Nursing is not without its draw backs. It’s a tough job but it’s also one of the most rewarding careers you can choose. It’s intellectually stimulating and emotionally fulfilling. It’s challenging and demanding, but worth the effort. In my opinion, nursing should never be considered as a fall back career. Nursing should be considered a first choice for a profession and is anything but a back-up.
Aiken, L., Clarke, S. P., Cheung, R. B., Sloane, D. M., & Silber, J. H. (2003). Educational levels of hospital nurses and surgical patient mobility. Journal of the American Medical Association, 290, 1617-1623.
B., H. (2012). Universities take on low-scoring students. Retrieved March 28th, 2015, from https://au.news.yahoo.com/a/12637334/universities-take-on-low-scoring-students/
Centre, U. A. (2015). Cut-offs for Main Round offers: 2014-15 admissions Retrieved March 28th, 2015, from http://www.uac.edu.au/documents/atar/2014-main-cutoffs.pdf
L., S., Purcell, C., & Watson, R. (2011). It’s not cricket: The ashes of nursing education. Nurse Education Today, 31, 316-316. doi: 10.1016/j.nedt.2010.12.015
Neilson, G. R., & Lauder, W. (2008). What do high academic achieving school pupils really think about a career in nursing: Analysis of the narrative from paradigmatic case interviews. Nurse Education Today, 28, 680-690. doi: 10.1016/j.nedt.2008.03.008
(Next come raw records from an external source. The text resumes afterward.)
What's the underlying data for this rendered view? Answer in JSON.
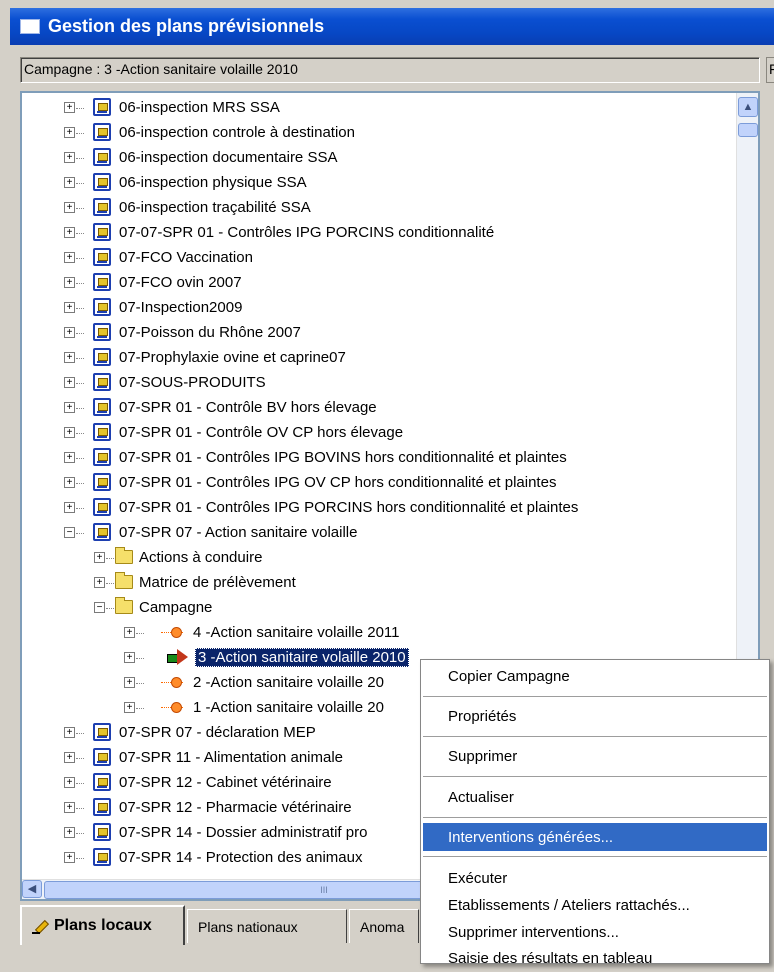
{
  "window": {
    "title": "Gestion des plans prévisionnels"
  },
  "campaign_bar": {
    "text": "Campagne : 3 -Action sanitaire volaille 2010",
    "right_fragment": "F"
  },
  "tree": {
    "plans_top": [
      "06-inspection MRS SSA",
      "06-inspection controle à destination",
      "06-inspection documentaire SSA",
      "06-inspection physique SSA",
      "06-inspection traçabilité SSA",
      "07-07-SPR 01 - Contrôles IPG PORCINS conditionnalité",
      "07-FCO Vaccination",
      "07-FCO ovin 2007",
      "07-Inspection2009",
      "07-Poisson du Rhône 2007",
      "07-Prophylaxie ovine et caprine07",
      "07-SOUS-PRODUITS",
      "07-SPR 01 - Contrôle BV hors élevage",
      "07-SPR 01 - Contrôle OV CP hors élevage",
      "07-SPR 01 - Contrôles IPG BOVINS hors conditionnalité et plaintes",
      "07-SPR 01 - Contrôles IPG OV CP hors conditionnalité et plaintes",
      "07-SPR 01 - Contrôles IPG PORCINS hors conditionnalité et plaintes"
    ],
    "expanded_plan": "07-SPR 07 -  Action sanitaire volaille",
    "folders": [
      "Actions à conduire",
      "Matrice de prélèvement",
      "Campagne"
    ],
    "campaigns": [
      "4 -Action sanitaire volaille 2011",
      "3 -Action sanitaire volaille 2010",
      "2 -Action sanitaire volaille 20",
      "1 -Action sanitaire volaille 20"
    ],
    "plans_bottom": [
      "07-SPR 07 - déclaration MEP",
      "07-SPR 11 - Alimentation animale",
      "07-SPR 12 -  Cabinet vétérinaire",
      "07-SPR 12 - Pharmacie vétérinaire",
      "07-SPR 14 - Dossier administratif pro",
      "07-SPR 14 - Protection des animaux"
    ],
    "expander_plus": "+",
    "expander_minus": "−"
  },
  "scrollbar": {
    "up": "▲",
    "left": "◀",
    "grip": "III"
  },
  "tabs": [
    "Plans locaux",
    "Plans nationaux",
    "Anoma"
  ],
  "context_menu": [
    "Copier Campagne",
    "Propriétés",
    "Supprimer",
    "Actualiser",
    "Interventions générées...",
    "Exécuter",
    "Etablissements / Ateliers rattachés...",
    "Supprimer interventions...",
    "Saisie des résultats en tableau"
  ],
  "colors": {
    "title_bar": "#0a4fd1",
    "selection": "#0a246a",
    "menu_highlight": "#316ac5"
  },
  "icons": {
    "plan": "plan-icon",
    "folder": "folder-icon",
    "campaign": "campaign-icon",
    "current": "arrow-icon"
  }
}
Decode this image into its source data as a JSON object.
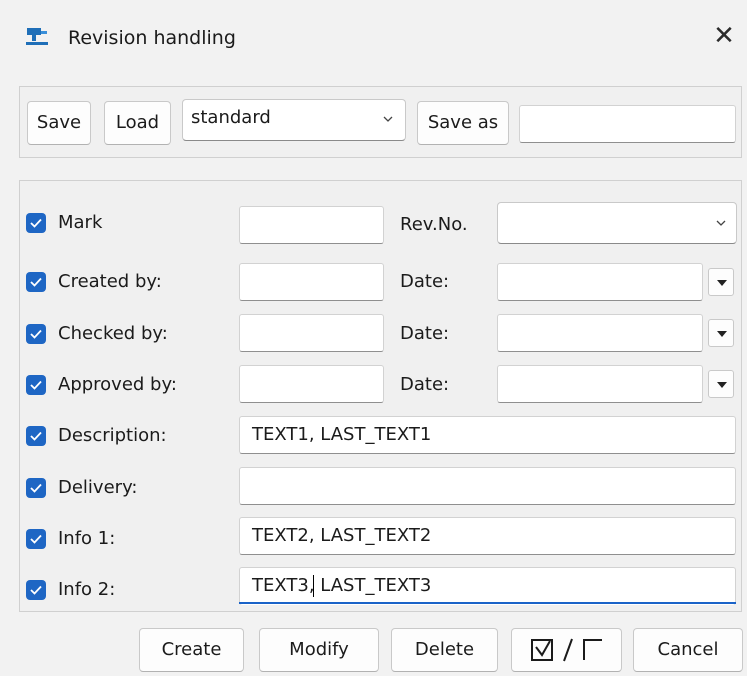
{
  "window": {
    "title": "Revision handling",
    "icon": "app-icon",
    "close_glyph": "✕"
  },
  "toolbar": {
    "save_label": "Save",
    "load_label": "Load",
    "preset_value": "standard",
    "save_as_label": "Save as",
    "save_as_value": ""
  },
  "fields": {
    "mark": {
      "label": "Mark",
      "checked": true,
      "value": ""
    },
    "rev_no": {
      "label": "Rev.No.",
      "value": ""
    },
    "created_by": {
      "label": "Created by:",
      "checked": true,
      "value": "",
      "date_label": "Date:",
      "date_value": ""
    },
    "checked_by": {
      "label": "Checked by:",
      "checked": true,
      "value": "",
      "date_label": "Date:",
      "date_value": ""
    },
    "approved_by": {
      "label": "Approved by:",
      "checked": true,
      "value": "",
      "date_label": "Date:",
      "date_value": ""
    },
    "description": {
      "label": "Description:",
      "checked": true,
      "value": "TEXT1, LAST_TEXT1"
    },
    "delivery": {
      "label": "Delivery:",
      "checked": true,
      "value": ""
    },
    "info1": {
      "label": "Info 1:",
      "checked": true,
      "value": "TEXT2, LAST_TEXT2"
    },
    "info2": {
      "label": "Info 2:",
      "checked": true,
      "value": "TEXT3, LAST_TEXT3"
    }
  },
  "buttons": {
    "create": "Create",
    "modify": "Modify",
    "delete": "Delete",
    "cancel": "Cancel"
  },
  "colors": {
    "accent": "#1e66c4",
    "background": "#f2f2f2"
  }
}
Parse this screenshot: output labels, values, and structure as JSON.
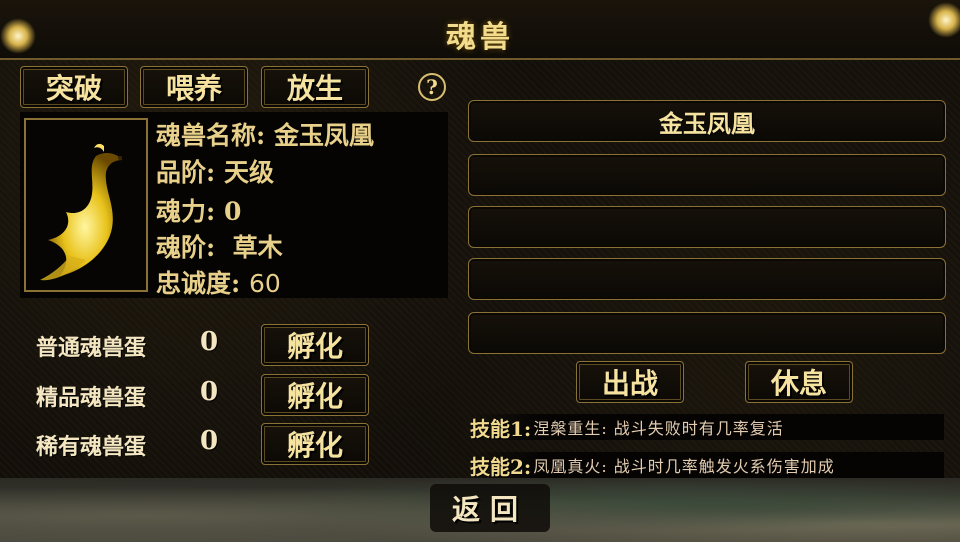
{
  "header": {
    "title": "魂兽"
  },
  "actions": {
    "breakthrough": "突破",
    "feed": "喂养",
    "release": "放生",
    "help": "?"
  },
  "beast": {
    "name_label": "魂兽名称",
    "name": "金玉凤凰",
    "grade_label": "品阶",
    "grade": "天级",
    "power_label": "魂力",
    "power": "0",
    "rank_label": "魂阶",
    "rank": "草木",
    "loyalty_label": "忠诚度",
    "loyalty": "60"
  },
  "eggs": [
    {
      "label": "普通魂兽蛋",
      "count": "0",
      "button": "孵化"
    },
    {
      "label": "精品魂兽蛋",
      "count": "0",
      "button": "孵化"
    },
    {
      "label": "稀有魂兽蛋",
      "count": "0",
      "button": "孵化"
    }
  ],
  "slots": [
    "金玉凤凰",
    "",
    "",
    "",
    ""
  ],
  "controls": {
    "deploy": "出战",
    "rest": "休息"
  },
  "skills": [
    {
      "label": "技能1:",
      "desc": "涅槃重生: 战斗失败时有几率复活"
    },
    {
      "label": "技能2:",
      "desc": "凤凰真火: 战斗时几率触发火系伤害加成"
    }
  ],
  "footer": {
    "back": "返回"
  },
  "colors": {
    "gold": "#f0d98a",
    "border": "#8a7236",
    "background": "#120f0a"
  },
  "icons": {
    "help": "question-circle-icon",
    "portrait": "golden-phoenix"
  }
}
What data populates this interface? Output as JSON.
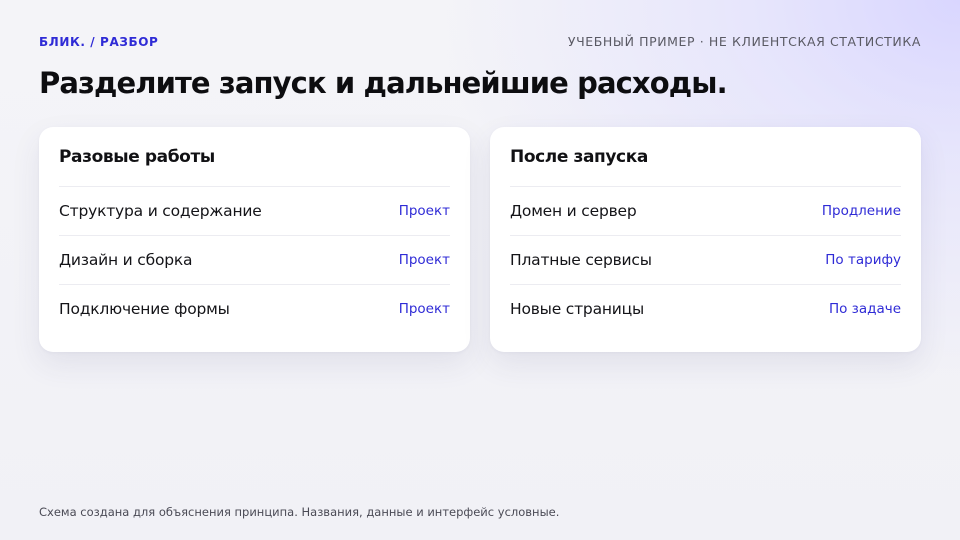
{
  "header": {
    "brand": "БЛИК. / РАЗБОР",
    "note": "УЧЕБНЫЙ ПРИМЕР · НЕ КЛИЕНТСКАЯ СТАТИСТИКА",
    "title": "Разделите запуск и дальнейшие расходы."
  },
  "cards": [
    {
      "title": "Разовые работы",
      "rows": [
        {
          "label": "Структура и содержание",
          "tag": "Проект"
        },
        {
          "label": "Дизайн и сборка",
          "tag": "Проект"
        },
        {
          "label": "Подключение формы",
          "tag": "Проект"
        }
      ]
    },
    {
      "title": "После запуска",
      "rows": [
        {
          "label": "Домен и сервер",
          "tag": "Продление"
        },
        {
          "label": "Платные сервисы",
          "tag": "По тарифу"
        },
        {
          "label": "Новые страницы",
          "tag": "По задаче"
        }
      ]
    }
  ],
  "footer": {
    "text": "Схема создана для объяснения принципа. Названия, данные и интерфейс условные."
  },
  "colors": {
    "accent": "#2f2bd6",
    "text": "#111114",
    "muted": "#5a5a64",
    "card_bg": "#ffffff"
  }
}
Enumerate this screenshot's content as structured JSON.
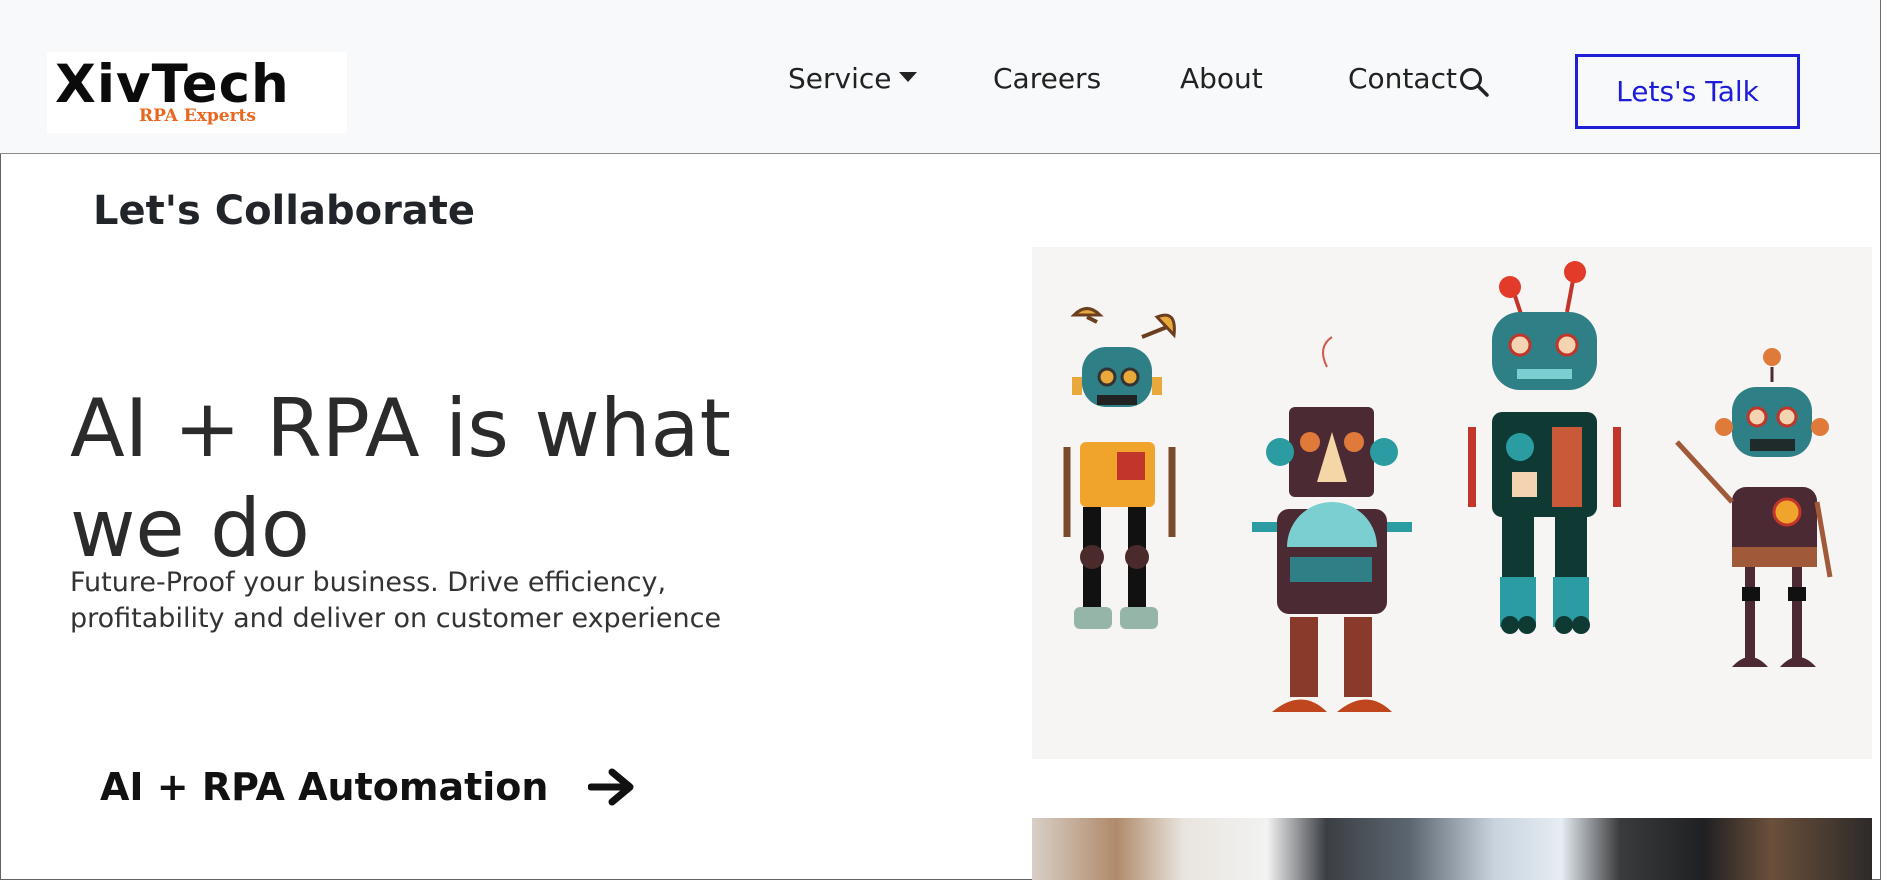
{
  "brand": {
    "name": "XivTech",
    "tagline": "RPA Experts",
    "colors": {
      "name": "#0b0b0b",
      "tagline": "#e8661e"
    }
  },
  "nav": {
    "items": [
      {
        "label": "Service",
        "has_dropdown": true
      },
      {
        "label": "Careers"
      },
      {
        "label": "About"
      },
      {
        "label": "Contact"
      }
    ],
    "search_icon": "search-icon",
    "cta_label": "Lets's Talk",
    "cta_color": "#1f1fd6"
  },
  "hero": {
    "eyebrow": "Let's Collaborate",
    "title": "AI + RPA is what we do",
    "subtitle": "Future-Proof your business. Drive efficiency, profitability and deliver on customer experience",
    "link_label": "AI + RPA Automation",
    "link_icon": "arrow-right-icon"
  }
}
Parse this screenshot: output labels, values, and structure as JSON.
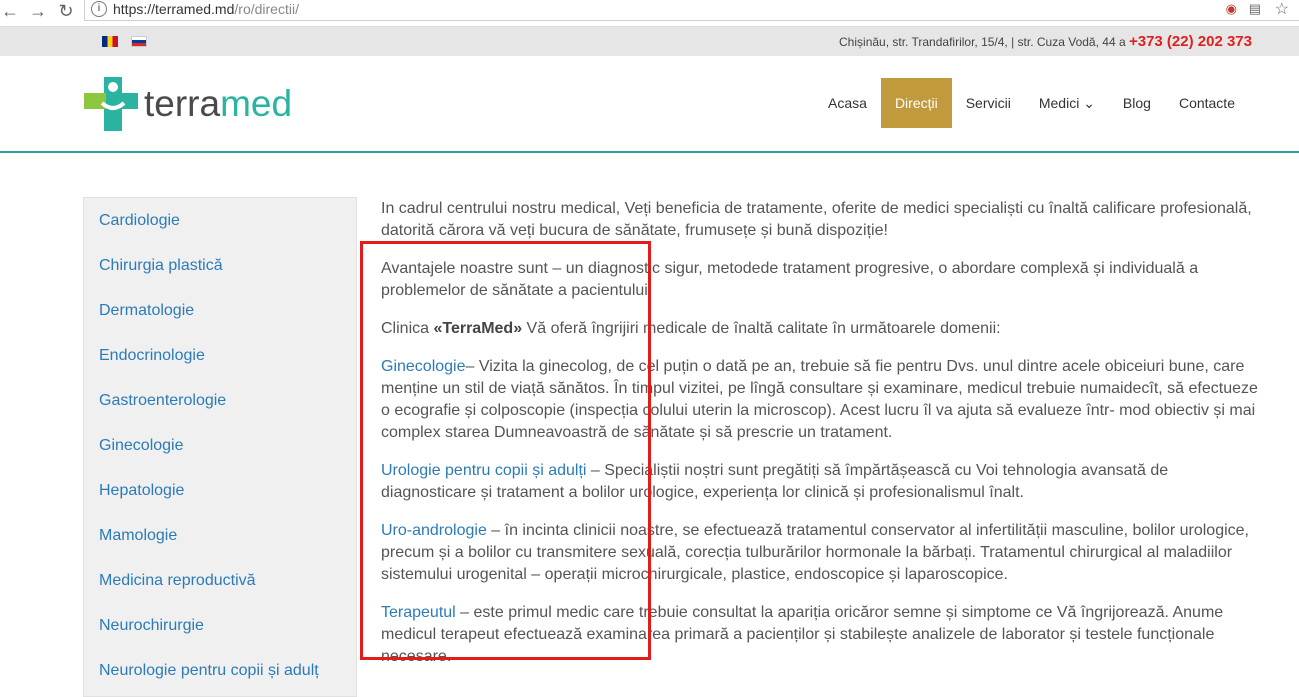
{
  "browser": {
    "url_host": "https://terramed.md",
    "url_path": "/ro/directii/",
    "info_glyph": "i",
    "back_glyph": "←",
    "forward_glyph": "→",
    "reload_glyph": "↻",
    "star_glyph": "☆"
  },
  "topbar": {
    "address": "Chișinău, str. Trandafirilor, 15/4, | str. Cuza Vodă, 44 a",
    "phone": "+373 (22) 202 373"
  },
  "logo": {
    "word_a": "terra",
    "word_b": "med"
  },
  "nav": [
    {
      "label": "Acasa"
    },
    {
      "label": "Direcții"
    },
    {
      "label": "Servicii"
    },
    {
      "label": "Medici ⌄"
    },
    {
      "label": "Blog"
    },
    {
      "label": "Contacte"
    }
  ],
  "sidebar": [
    "Cardiologie",
    "Chirurgia plastică",
    "Dermatologie",
    "Endocrinologie",
    "Gastroenterologie",
    "Ginecologie",
    "Hepatologie",
    "Mamologie",
    "Medicina reproductivă",
    "Neurochirurgie",
    "Neurologie pentru copii și adulț"
  ],
  "content": {
    "intro": "In cadrul centrului nostru medical, Veți beneficia de tratamente, oferite de medici specialiști cu înaltă calificare profesională, datorită cărora vă veți bucura de sănătate, frumusețe și bună dispoziție!",
    "advantages": "Avantajele noastre sunt  – un diagnostic sigur, metodede tratament progresive,  o abordare complexă și individuală a problemelor de sănătate a pacientului.",
    "clinic_pre": "Clinica ",
    "clinic_name": "«TerraMed»",
    "clinic_post": " Vă oferă îngrijiri medicale de înaltă calitate în următoarele domenii:",
    "ginecologie_link": "Ginecologie",
    "ginecologie_text": "– Vizita la ginecolog, de cel puțin o dată pe an, trebuie să fie pentru Dvs. unul dintre acele obiceiuri bune, care menține  un stil de viață sănătos. În timpul vizitei, pe lîngă consultare și examinare, medicul trebuie numaidecît,  să efectueze o ecografie și colposcopie (inspecția colului uterin la microscop). Acest lucru îl va ajuta să evalueze într- mod obiectiv și mai complex starea Dumneavoastră de sănătate și să prescrie un tratament.",
    "urologie_link": "Urologie pentru copii și adulți",
    "urologie_text": " – Specialiștii noștri sunt pregătiți să împărtășească cu Voi tehnologia avansată de diagnosticare și tratament a bolilor urologice, experiența lor clinică și profesionalismul înalt.",
    "uro_link": "Uro-andrologie",
    "uro_text": " –   în incinta clinicii noastre, se efectuează tratamentul conservator al infertilității masculine, bolilor urologice, precum și a bolilor cu transmitere sexuală, corecția tulburărilor hormonale la bărbați. Tratamentul chirurgical al maladiilor sistemului urogenital – operații microchirurgicale, plastice, endoscopice și laparoscopice.",
    "terapeut_link": "Terapeutul",
    "terapeut_text": " – este primul medic care trebuie consultat la apariția oricăror semne și simptome ce Vă îngrijorează. Anume medicul terapeut efectuează examinarea primară a pacienților și stabilește analizele de laborator și testele funcționale necesare."
  },
  "colors": {
    "accent": "#c19a3d",
    "link": "#2b7bb9",
    "brand": "#29b3a0",
    "phone": "#e02020",
    "highlight_box": "#e21b1b"
  }
}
Sherman, G. (2000). Nurses For a Healthier Tomorrow Coalition Members Memo Retrieved March 28th, 2015, from http://www.truthaboutnursing.org/research/lit/jwt_memo1.html
Laurie graduated from the University of Newcastle with a Bachelor or Nursing in 2012, and as the nursing student with the highest grade point average, was awarded the Prize for Nursing. She is currently completing an honours research project on demonstrations of moral courage by undergraduate nursing students.
In 2012, Laurie was chosen as one of five participants to be involved in the Australian College of Nursing’s Emerging Nurse Leader program. The 3 year program mentors early career nurses to develop skills in communication, team development, business acumen, lobbying, presentation skills, research skills and project management.
Laurie’s articles on My Health Career:
- Why I wanted to become a nurse
- The Emerging Nurse Leader Program
- Lessons learned in my first year as a Registered Nurse
- Transition to Specialty Practice Programs
More resources on My Health Career: